“The rules of my trial are simple,” the Winter Queen said. “Look at my knights, and tell me which one is your brother.”
The knights stood in a straight row, lined up like identical chess pieces. Not one seemed any different. Nowhere did Elise see her brother’s face among them.
“No word, no sound, no touch, and no outward sign may be exchanged. You must find him without any help. Will you accept the trial?”
“I will,” Elise said with a dry throat.
“Take your time,” the Winter Queen said with a smirk. After hating her every day for the past six years, Elise had never hated her more than now.
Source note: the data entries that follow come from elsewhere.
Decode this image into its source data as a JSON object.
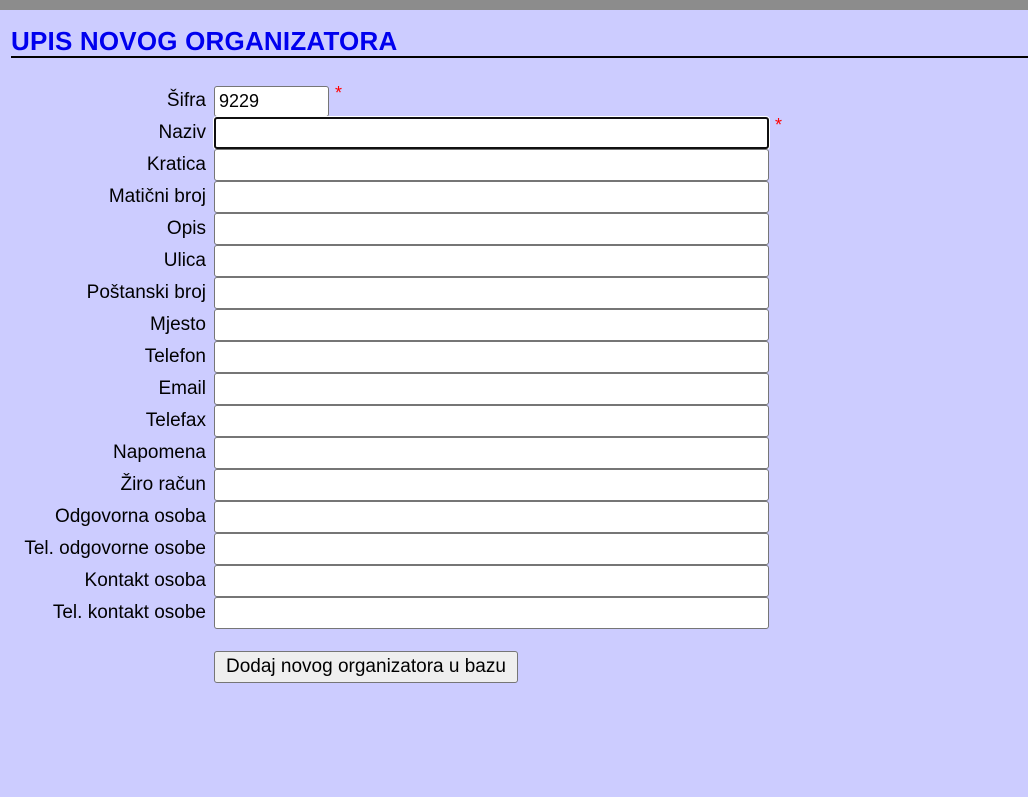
{
  "page": {
    "title": "UPIS NOVOG ORGANIZATORA"
  },
  "colors": {
    "background": "#ccccff",
    "title": "#0000ee",
    "required": "#ff0000"
  },
  "form": {
    "fields": [
      {
        "label": "Šifra",
        "value": "9229",
        "required": true
      },
      {
        "label": "Naziv",
        "value": "",
        "required": true,
        "focused": true
      },
      {
        "label": "Kratica",
        "value": ""
      },
      {
        "label": "Matični broj",
        "value": ""
      },
      {
        "label": "Opis",
        "value": ""
      },
      {
        "label": "Ulica",
        "value": ""
      },
      {
        "label": "Poštanski broj",
        "value": ""
      },
      {
        "label": "Mjesto",
        "value": ""
      },
      {
        "label": "Telefon",
        "value": ""
      },
      {
        "label": "Email",
        "value": ""
      },
      {
        "label": "Telefax",
        "value": ""
      },
      {
        "label": "Napomena",
        "value": ""
      },
      {
        "label": "Žiro račun",
        "value": ""
      },
      {
        "label": "Odgovorna osoba",
        "value": ""
      },
      {
        "label": "Tel. odgovorne osobe",
        "value": ""
      },
      {
        "label": "Kontakt osoba",
        "value": ""
      },
      {
        "label": "Tel. kontakt osobe",
        "value": ""
      }
    ],
    "required_marker": "*",
    "submit_label": "Dodaj novog organizatora u bazu"
  }
}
With a deep breath, Elise stepped forward to look at the knights. Up close, they smelled of moss and mildew and damp earth. They did not blink as she stared up at their faces or minutely studied their armor. She listened intently for any breathing, any sound of their feet shifting in the sawdust floor. The spectators around her had faded into irrelevance, not seen or heard. But there was not a whisper of sound from the knights.
One of them was her brother, Thomas, the one who had sacrificed for her and loved her, and the rest were her enemies. She wanted to damn every last one of them who were not him. She refused to cry in front of the queens, no matter if she felt the tears building up behind her eyes. She would not give the Winter Queen that satisfaction—nor did she want the Summer Queen’s pity. She wanted to scream and curse.
But she realized she could not hate the monsters in front of her. They had all once been thinking, breathing, feeling creatures. All alive. At some point, they too had been someone’s brother, someone’s sweetheart.
She wet her lips. The memory of Thomas kissing her in the hollow tree sprung up in her mind. I don’t want that to be the last time, she thought. I want—heaven help me—I want more. She did not care if that made her wrong. Her eyes squeezed shut, and she remembered. The love she carried inside for him, and the love that he had shown her over and over, felt like a fire kindled inside her chest.
She opened her eyes and began to pace down the line. She carried that warmth nestled safely behind her ribs as she looked into every face. Finally, she stopped in the very center. The knight before her still gave no sign that there was any life inside. Nevertheless, she knew it was Thomas.
“This is my brother,” she said in a voice that wavered. “This is him.” Without thinking, she reached out her arms and embraced him tightly.
The Winter Queen was on her feet, her cheeks mottled red and white. “How dare you?”
“She followed the rules of your trial,” the Summer Queen said. “She won it fairly.”
Elise was paying no attention to what they said or to the outburst from the crowd. Her eyes were closed and her cheek was pressed to her brother’s chest hard enough for the rough armor to hurt. Then she felt the change.
In an instant, her arms were around a rearing bear. She clung on as the bear fell to all fours. The beast changed again in her arms. A wolf howled, and she could feel it resonate through the wolf’s chest as she hugged it tightly. The wolf shrank without warning, and she was clinging to a sinuous wyrm as thick around as a young birch tree. She struggled against it as it thrashed. Bearing down with all her weight, she pinned the wyrm to the ground. The creature changed again.
Thomas was underneath her, human and whole. Her hands were on his chest. His lips parted in shock, and for a second she had to hold herself back to keep from kissing his mouth in front of the entire Summer Court. His expression changed from shock to joy as he realized what had happened.
“You saved me,” he said.